Arkansas Beekeepers Association

About the ABA


Mission Statement

The Arkansas Beekeepers Association is dedicated to being the voice for beekeeping in Arkansas, and to promote beekeeping within the state. We shall provide a forum for the exchange of ideas and mutual support in the keeping of honey bees and the marketing of honey, to share our insights and passion for beekeeping to help others grow in their appreciation and enjoyment of keeping bees, to encourage all beekeepers, and to be a resource of materials, equipment and information.

This is an exciting time for beekeeping in Arkansas. It is also a challenging time for the honey bee. Bees are facing tremendous stresses from many areas of the environment. For several years, managed honey bee colonies have been lost at significantly greater than normal rates. News of the loss of honey bees caught the attention of many in the public to the importance of this beneficial insect. Fortunately, this awareness brought in many new beekeepers eager to learn how to tend to bees. We all gain by the addition of new bee hives and beekeepers.

Across the state of Arkansas, local beekeeping associations and the University of Arkansas Cooperative Extension Service are conducting classes reaching large numbers of individuals eager to learn the art and science of beekeeping.
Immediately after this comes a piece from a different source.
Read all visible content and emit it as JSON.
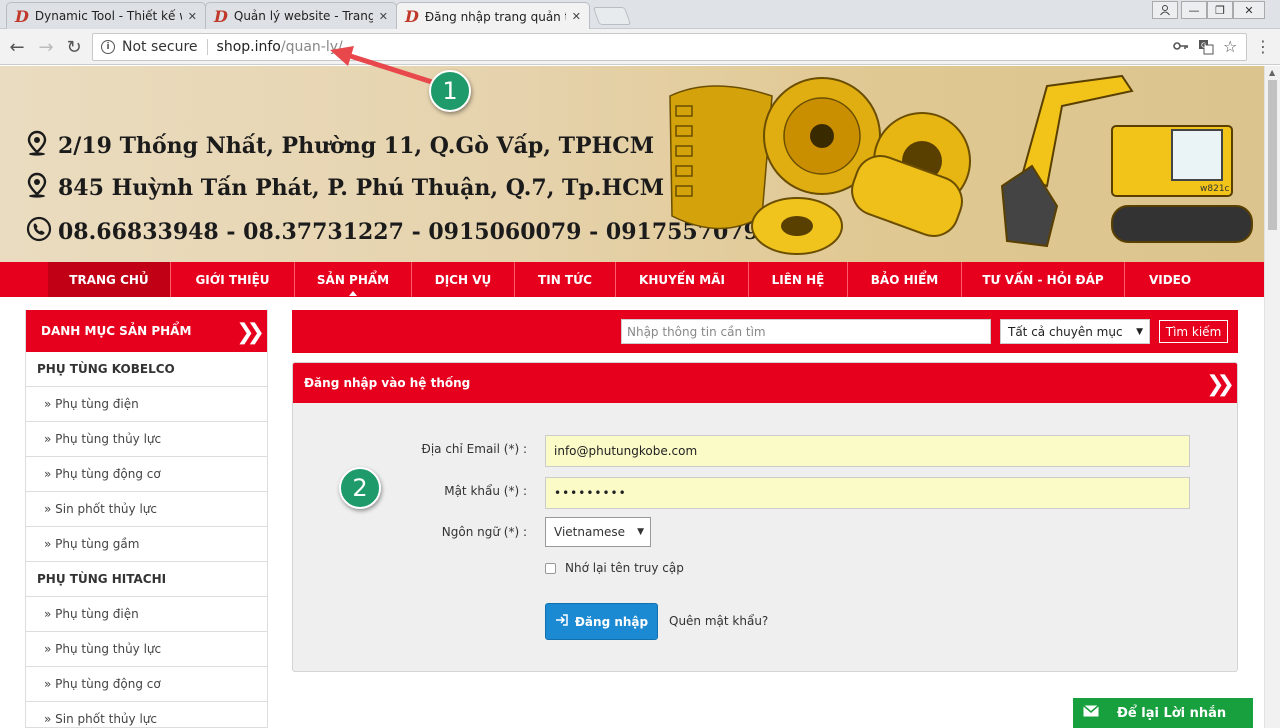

The Arkansas Beekeepers Association is an active partner in bringing together beekeepers and experts in honey bee health and hive management. In 2014, the Arkansas Beekeepers Association will be conducting in-depth educational programs in March at Fayetteville and in October at Mountain View.

The importance of the honey bee is demonstrated in its designation as Arkansas’ State Insect. Along with its role as the producer of honey, the honey bee is the principal pollinator of at least 90 of our food crops. The honey bee is instrumental in the production of one third of the food we eat. Without the honey bee, our diet would be quite starchy and bland. Through pollination of flowering plants, bees also help produce forage for livestock and wildlife.

Arkansas’ State Flower is the apple blossom, and the honey bee is the principal pollinator of the apple. When bees visit apple blossoms, pollination occurs, and the trees yield fruit. Honey bees are also necessary contributors to the production of many of Arkansas’ other fruits, nuts, and vegetables. Honey bees help Arkansas farmers produce apples on Crowley’s Ridge, cucumbers at Atkins, watermelons at Hope, and soybeans in the Delta.

I am honored to serve as the president of the Arkansas Beekeepers Association. I look forward to visiting with local beekeeping associations across the state and encourage all to plan on attending the meetings in Fayetteville and Mountain View.

Richard Underhill

ABA President

 

 

Download a 4-page printable brochure on the Arkansas Beekeepers Association and the imprtance of honey bees in Arkansas. download brochure

The business meetings of the Arkansas Beekeepers Association are governed by parlaimentary procedure as described in Robert's Rules of Order.

Download and read the Arkansas Beekeepers Association By-Laws.

Multiple versions of the Arkansas Beekeepers Association logo and graphics are available for download, and can be used for website links, printed materials or other applications.